## Instructions to follow
Find and copy each line of the records where the string "text" shows up.

*****

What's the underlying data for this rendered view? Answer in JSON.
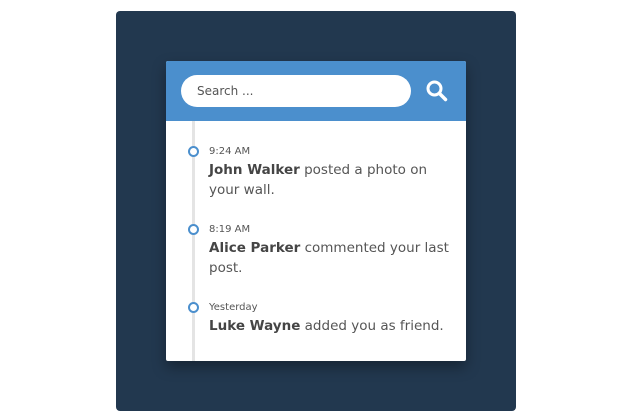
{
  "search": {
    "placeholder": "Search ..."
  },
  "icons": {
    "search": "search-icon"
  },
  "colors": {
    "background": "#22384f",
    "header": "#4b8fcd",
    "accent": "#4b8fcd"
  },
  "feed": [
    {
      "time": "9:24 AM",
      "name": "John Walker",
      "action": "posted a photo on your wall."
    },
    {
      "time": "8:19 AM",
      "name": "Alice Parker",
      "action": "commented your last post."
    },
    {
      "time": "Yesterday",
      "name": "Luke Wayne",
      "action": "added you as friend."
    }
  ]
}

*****

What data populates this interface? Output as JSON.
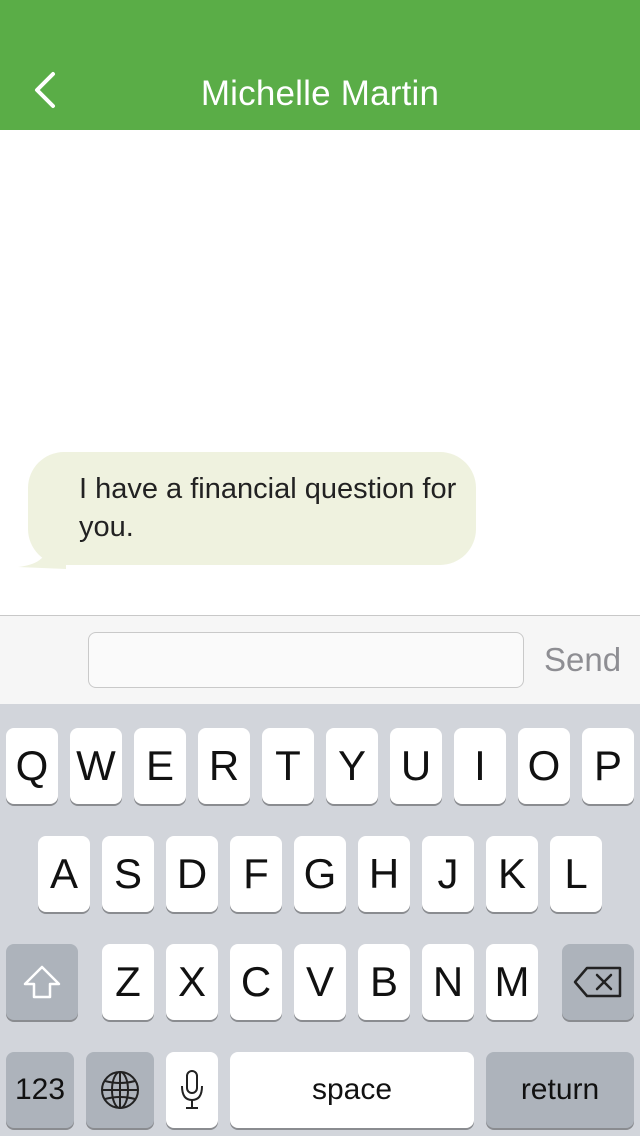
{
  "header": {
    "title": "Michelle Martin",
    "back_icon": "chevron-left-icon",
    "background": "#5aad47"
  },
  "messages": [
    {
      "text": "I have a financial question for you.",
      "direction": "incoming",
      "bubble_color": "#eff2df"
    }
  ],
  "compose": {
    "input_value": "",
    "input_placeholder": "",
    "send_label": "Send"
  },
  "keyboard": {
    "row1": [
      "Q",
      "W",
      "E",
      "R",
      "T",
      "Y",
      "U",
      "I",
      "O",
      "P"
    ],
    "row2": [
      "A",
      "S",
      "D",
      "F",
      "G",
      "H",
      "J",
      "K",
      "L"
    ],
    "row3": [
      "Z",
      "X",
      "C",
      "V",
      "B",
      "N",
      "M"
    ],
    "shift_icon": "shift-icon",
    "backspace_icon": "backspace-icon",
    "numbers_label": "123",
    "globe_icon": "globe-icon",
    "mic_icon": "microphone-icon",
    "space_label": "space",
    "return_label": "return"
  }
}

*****

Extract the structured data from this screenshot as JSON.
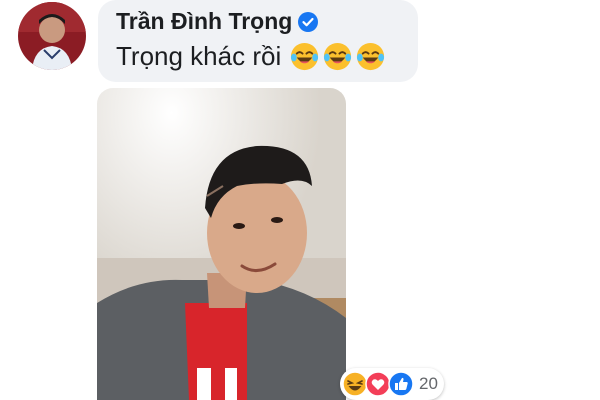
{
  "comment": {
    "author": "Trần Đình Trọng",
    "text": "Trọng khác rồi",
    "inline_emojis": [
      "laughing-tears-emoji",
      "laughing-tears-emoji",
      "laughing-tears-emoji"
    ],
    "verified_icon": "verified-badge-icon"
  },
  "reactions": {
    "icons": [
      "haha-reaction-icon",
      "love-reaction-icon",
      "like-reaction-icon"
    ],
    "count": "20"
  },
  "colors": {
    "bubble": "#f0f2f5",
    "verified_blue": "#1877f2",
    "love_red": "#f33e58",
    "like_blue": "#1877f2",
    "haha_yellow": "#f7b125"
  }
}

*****

## Task response
      "text": "I have a financial question for you.",
    "text": "Trọng khác rồi",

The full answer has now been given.